Friday, October 07, 2011
Thursday, October 06, 2011
View Newport to The Caribbean in a larger map
With temperatures in the low 60's and threatening to go lower, it is time to get serious about getting out of dodge!
Our plan is to leave for Bermuda on or about Oct. 23rd, and then sail from Bermuda on to the Caribbean leaving Bermuda on the 6th of November.
Lots of people ask, why not just harbor hop your way South along the Atlantic Coast and then leave for the Caribbean from Miami?
Well, that seemed like a great idea to me right up until a couple of months ago when I started talking to folks that have done the trip before. There are two very good reasons that the Bermuda route is a "no brainer".

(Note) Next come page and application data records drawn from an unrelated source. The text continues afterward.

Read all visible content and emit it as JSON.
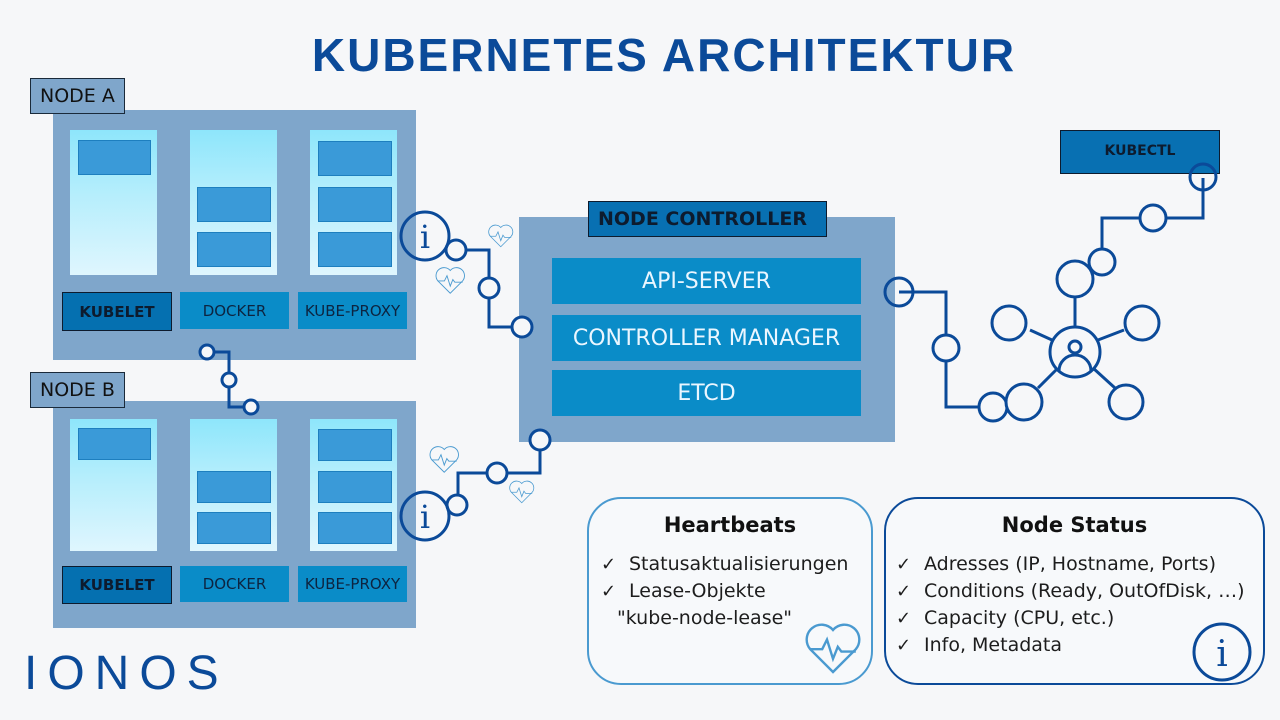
{
  "title": "KUBERNETES ARCHITEKTUR",
  "colors": {
    "brand": "#0b4a99",
    "line": "#0b4a99",
    "panel": "#7fa6cb",
    "component": "#0a8cc8",
    "kubelet": "#0570b0",
    "heart": "#4a9ad0"
  },
  "nodes": [
    {
      "label": "NODE A",
      "components": [
        "KUBELET",
        "DOCKER",
        "KUBE-PROXY"
      ]
    },
    {
      "label": "NODE B",
      "components": [
        "KUBELET",
        "DOCKER",
        "KUBE-PROXY"
      ]
    }
  ],
  "node_controller": {
    "label": "NODE CONTROLLER",
    "components": [
      "API-SERVER",
      "CONTROLLER MANAGER",
      "ETCD"
    ]
  },
  "kubectl": {
    "label": "KUBECTL"
  },
  "icons": {
    "info": "info-icon",
    "heartbeat": "heartbeat-icon",
    "user_network": "user-network-icon"
  },
  "heartbeats": {
    "title": "Heartbeats",
    "items": [
      "Statusaktualisierungen",
      "Lease-Objekte"
    ],
    "item_continuation": "\"kube-node-lease\""
  },
  "node_status": {
    "title": "Node Status",
    "items": [
      "Adresses (IP, Hostname, Ports)",
      "Conditions (Ready, OutOfDisk,  …)",
      "Capacity (CPU, etc.)",
      "Info, Metadata"
    ]
  },
  "check_glyph": "✓",
  "info_glyph": "i",
  "logo": "IONOS"
}
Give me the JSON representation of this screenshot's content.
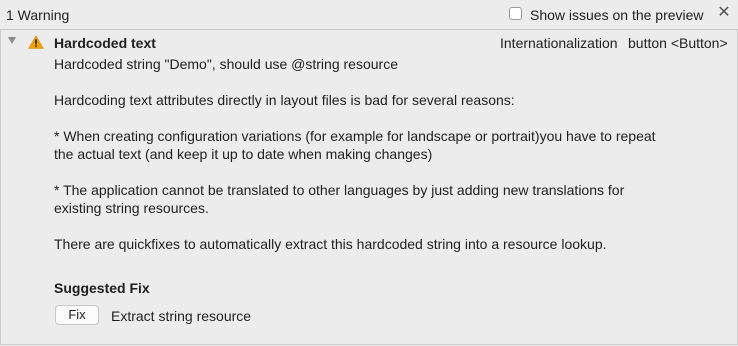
{
  "header": {
    "count_label": "1 Warning",
    "show_preview_label": "Show issues on the preview",
    "show_preview_checked": false,
    "close_icon": "close-icon"
  },
  "issue": {
    "severity_icon": "warning-icon",
    "title": "Hardcoded text",
    "category": "Internationalization",
    "target": "button <Button>",
    "summary": "Hardcoded string \"Demo\", should use @string resource",
    "paragraphs": [
      "Hardcoding text attributes directly in layout files is bad for several reasons:",
      "* When creating configuration variations (for example for landscape or portrait)you have to repeat the actual text (and keep it up to date when making changes)",
      "* The application cannot be translated to other languages by just adding new translations for existing string resources.",
      "There are quickfixes to automatically extract this hardcoded string into a resource lookup."
    ],
    "suggested_fix_heading": "Suggested Fix",
    "fix_button_label": "Fix",
    "fix_description": "Extract string resource"
  },
  "colors": {
    "background": "#ececec",
    "warning_icon": "#f0a30a"
  }
}
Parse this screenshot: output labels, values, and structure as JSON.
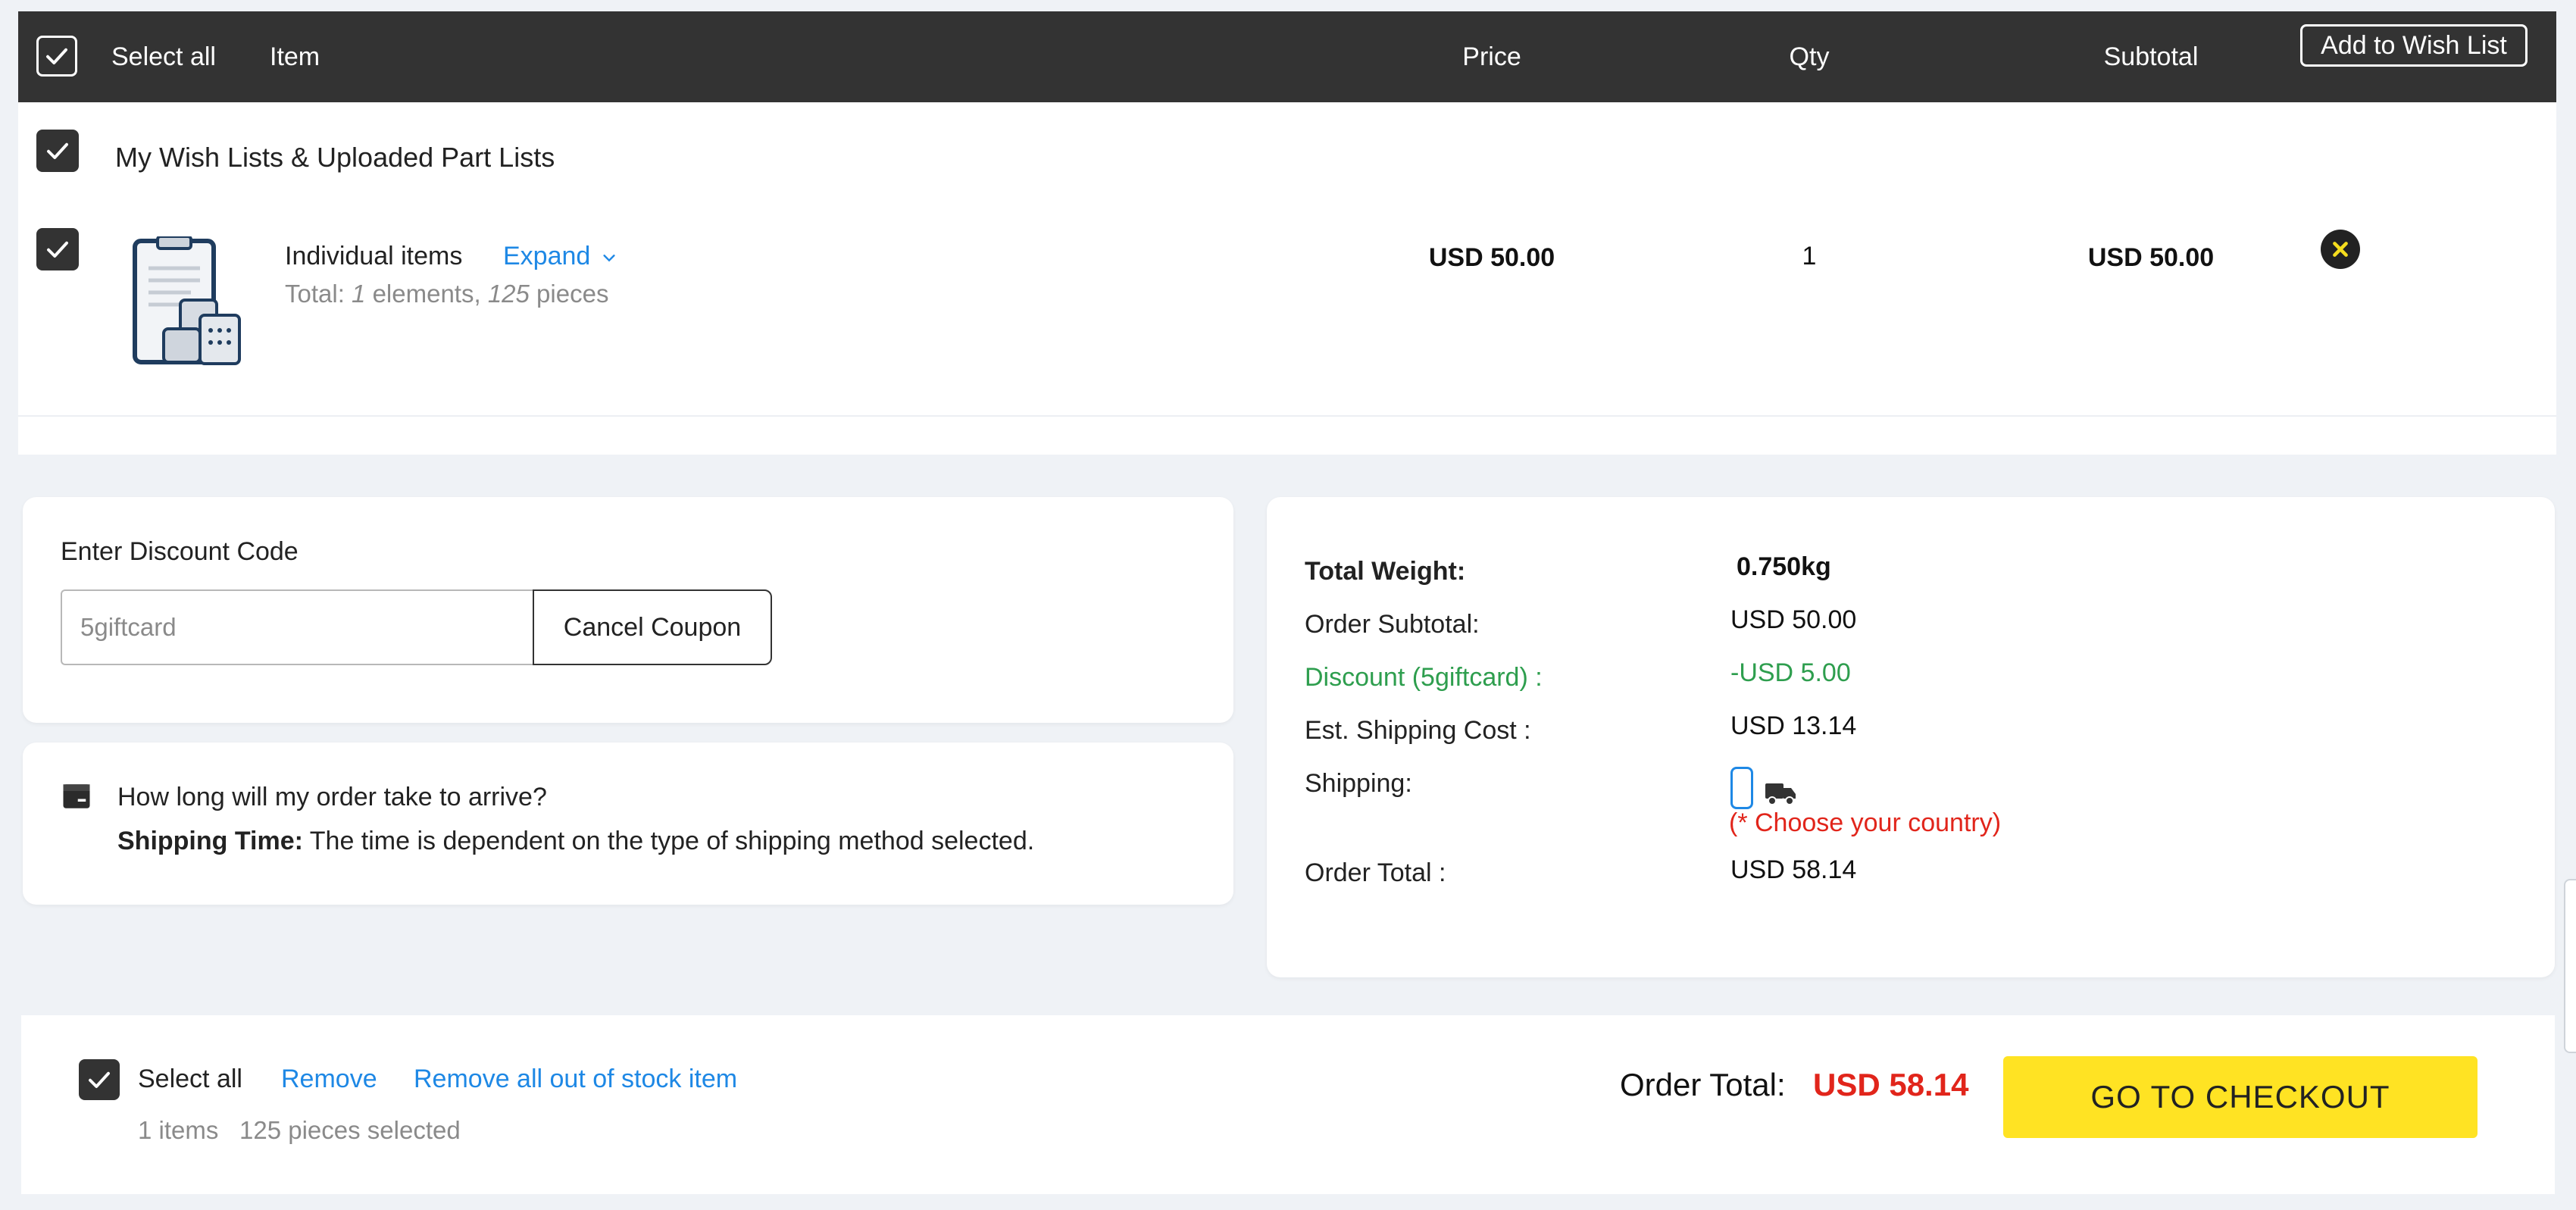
{
  "header": {
    "select_all": "Select all",
    "item": "Item",
    "price": "Price",
    "qty": "Qty",
    "subtotal": "Subtotal",
    "add_to_wish_list": "Add to Wish List"
  },
  "group": {
    "title": "My Wish Lists & Uploaded Part Lists"
  },
  "item": {
    "name": "Individual items",
    "expand": "Expand",
    "total_prefix": "Total: ",
    "elements_count": "1",
    "elements_label": " elements, ",
    "pieces_count": "125",
    "pieces_label": " pieces",
    "price": "USD 50.00",
    "qty": "1",
    "subtotal": "USD 50.00",
    "icon": "clipboard-parts-icon"
  },
  "discount": {
    "label": "Enter Discount Code",
    "code_value": "5giftcard",
    "cancel_button": "Cancel Coupon"
  },
  "shipping_info": {
    "question": "How long will my order take to arrive?",
    "time_label": "Shipping Time:",
    "time_text": " The time is dependent on the type of shipping method selected."
  },
  "summary": {
    "total_weight_label": "Total Weight:",
    "total_weight_value": "0.750kg",
    "order_subtotal_label": "Order Subtotal:",
    "order_subtotal_value": "USD 50.00",
    "discount_label": "Discount (5giftcard) :",
    "discount_value": "-USD 5.00",
    "est_shipping_label": "Est. Shipping Cost :",
    "est_shipping_value": "USD 13.14",
    "shipping_label": "Shipping:",
    "choose_country": "(* Choose your country)",
    "order_total_label": "Order Total :",
    "order_total_value": "USD 58.14"
  },
  "bottom": {
    "select_all": "Select all",
    "remove": "Remove",
    "remove_out_of_stock": "Remove all out of stock item",
    "items_count": "1 items",
    "pieces_selected": "125 pieces selected",
    "order_total_label": "Order Total:",
    "order_total_value": "USD 58.14",
    "checkout": "GO TO CHECKOUT"
  },
  "colors": {
    "header_bg": "#333333",
    "link": "#1e88e5",
    "discount_green": "#2e9e4e",
    "alert_red": "#e1251b",
    "checkout_yellow": "#ffe323",
    "remove_icon": "#f5dd1e"
  }
}
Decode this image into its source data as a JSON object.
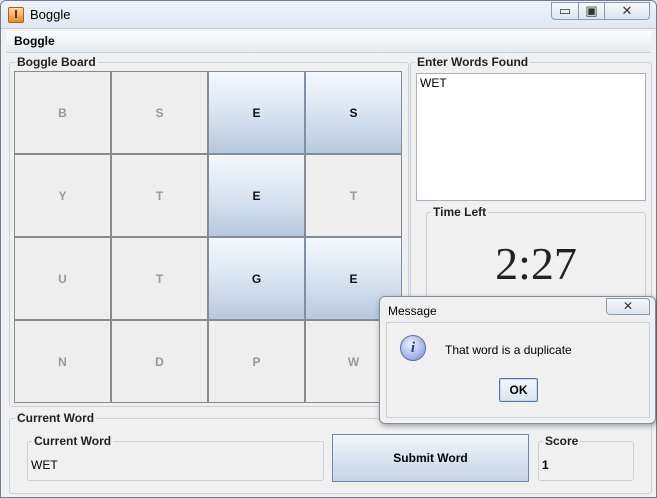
{
  "window": {
    "title": "Boggle",
    "buttons": {
      "minimize": "▭",
      "maximize": "▣",
      "close": "✕"
    }
  },
  "menu": {
    "items": [
      "Boggle"
    ]
  },
  "board": {
    "label": "Boggle Board",
    "tiles": [
      "B",
      "S",
      "E",
      "S",
      "Y",
      "T",
      "E",
      "T",
      "U",
      "T",
      "G",
      "E",
      "N",
      "D",
      "P",
      "W"
    ],
    "selected": [
      2,
      3,
      6,
      10,
      11
    ]
  },
  "words": {
    "label": "Enter Words Found",
    "text": "WET"
  },
  "timer": {
    "label": "Time Left",
    "value": "2:27"
  },
  "current_word": {
    "outer_label": "Current Word",
    "inner_label": "Current Word",
    "value": "WET"
  },
  "submit": {
    "label": "Submit Word"
  },
  "score": {
    "label": "Score",
    "value": "1"
  },
  "dialog": {
    "title": "Message",
    "close": "✕",
    "icon": "i",
    "message": "That word is a duplicate",
    "ok_label": "OK"
  },
  "colors": {
    "selected_tile": "#c5d5e8",
    "tile": "#eeeeee",
    "dim_letter": "#999999"
  }
}
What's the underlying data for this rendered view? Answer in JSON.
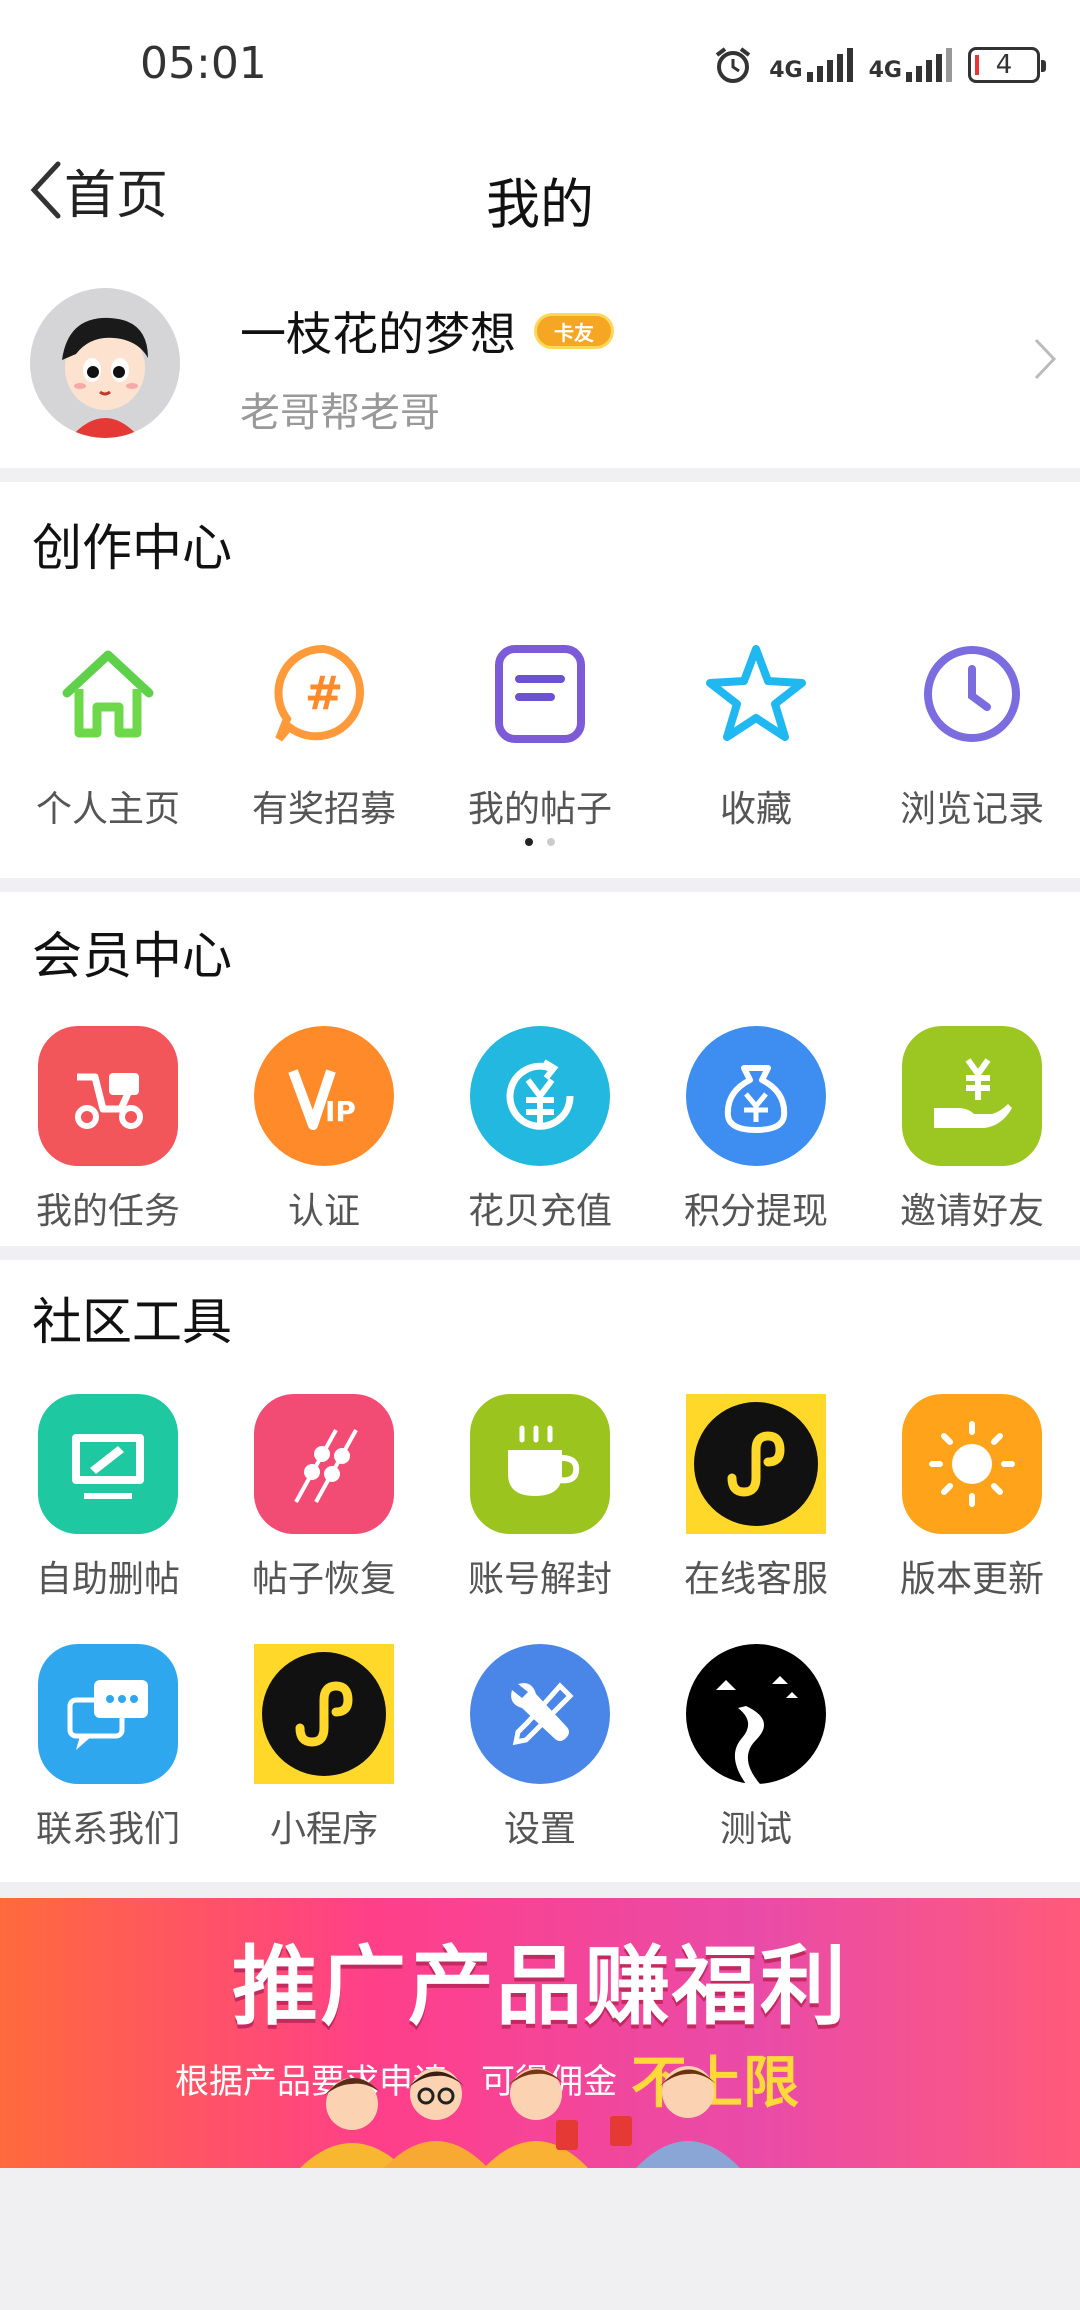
{
  "status_bar": {
    "time": "05:01",
    "signal1": "4G",
    "signal2": "4G",
    "battery": "4"
  },
  "nav": {
    "back_label": "首页",
    "title": "我的"
  },
  "profile": {
    "name": "一枝花的梦想",
    "badge": "卡友",
    "subtitle": "老哥帮老哥"
  },
  "creation_center": {
    "title": "创作中心",
    "items": [
      {
        "label": "个人主页",
        "icon": "home-icon"
      },
      {
        "label": "有奖招募",
        "icon": "hashtag-chat-icon"
      },
      {
        "label": "我的帖子",
        "icon": "document-icon"
      },
      {
        "label": "收藏",
        "icon": "star-icon"
      },
      {
        "label": "浏览记录",
        "icon": "clock-icon"
      }
    ],
    "page_count": 2,
    "current_page": 1
  },
  "member_center": {
    "title": "会员中心",
    "items": [
      {
        "label": "我的任务",
        "icon": "scooter-icon",
        "color": "#f2555a"
      },
      {
        "label": "认证",
        "icon": "vip-icon",
        "color": "#ff8a2a"
      },
      {
        "label": "花贝充值",
        "icon": "yen-circle-icon",
        "color": "#22b8e0"
      },
      {
        "label": "积分提现",
        "icon": "money-bag-icon",
        "color": "#3d8ef0"
      },
      {
        "label": "邀请好友",
        "icon": "hand-yen-icon",
        "color": "#9cc621"
      }
    ]
  },
  "community_tools": {
    "title": "社区工具",
    "items": [
      {
        "label": "自助删帖",
        "icon": "monitor-edit-icon",
        "color": "#1ec8a0"
      },
      {
        "label": "帖子恢复",
        "icon": "skewers-icon",
        "color": "#f24c75"
      },
      {
        "label": "账号解封",
        "icon": "cup-icon",
        "color": "#9bc41e"
      },
      {
        "label": "在线客服",
        "icon": "mini-program-icon",
        "color": "#ffd82a"
      },
      {
        "label": "版本更新",
        "icon": "sun-icon",
        "color": "#ffa41a"
      },
      {
        "label": "联系我们",
        "icon": "chat-bubbles-icon",
        "color": "#2ea7ef"
      },
      {
        "label": "小程序",
        "icon": "mini-program-icon",
        "color": "#ffd82a"
      },
      {
        "label": "设置",
        "icon": "wrench-screwdriver-icon",
        "color": "#4a86e8"
      },
      {
        "label": "测试",
        "icon": "night-road-icon",
        "color": "#000000"
      }
    ]
  },
  "banner": {
    "title": "推广产品赚福利",
    "subtitle": "根据产品要求申请，可得佣金",
    "highlight": "不上限"
  }
}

- Check out the map above. When you head South along the Atlantic Coast you are also putting in some significant miles to the West. If you take this route it basically a 3,000 mile trip by the time you reach St. Martin. If, on the otherhand, you take the Bermuda route the trip is 1700 miles. Over a thousand miles shorter!
- The Caribbean trade winds blow from the East. So, if you make the trip to Miami and put in all those miles to the West, you then need to regain your Easterly position by sailing 1,000 miles upwind into the Trades. No thanks!!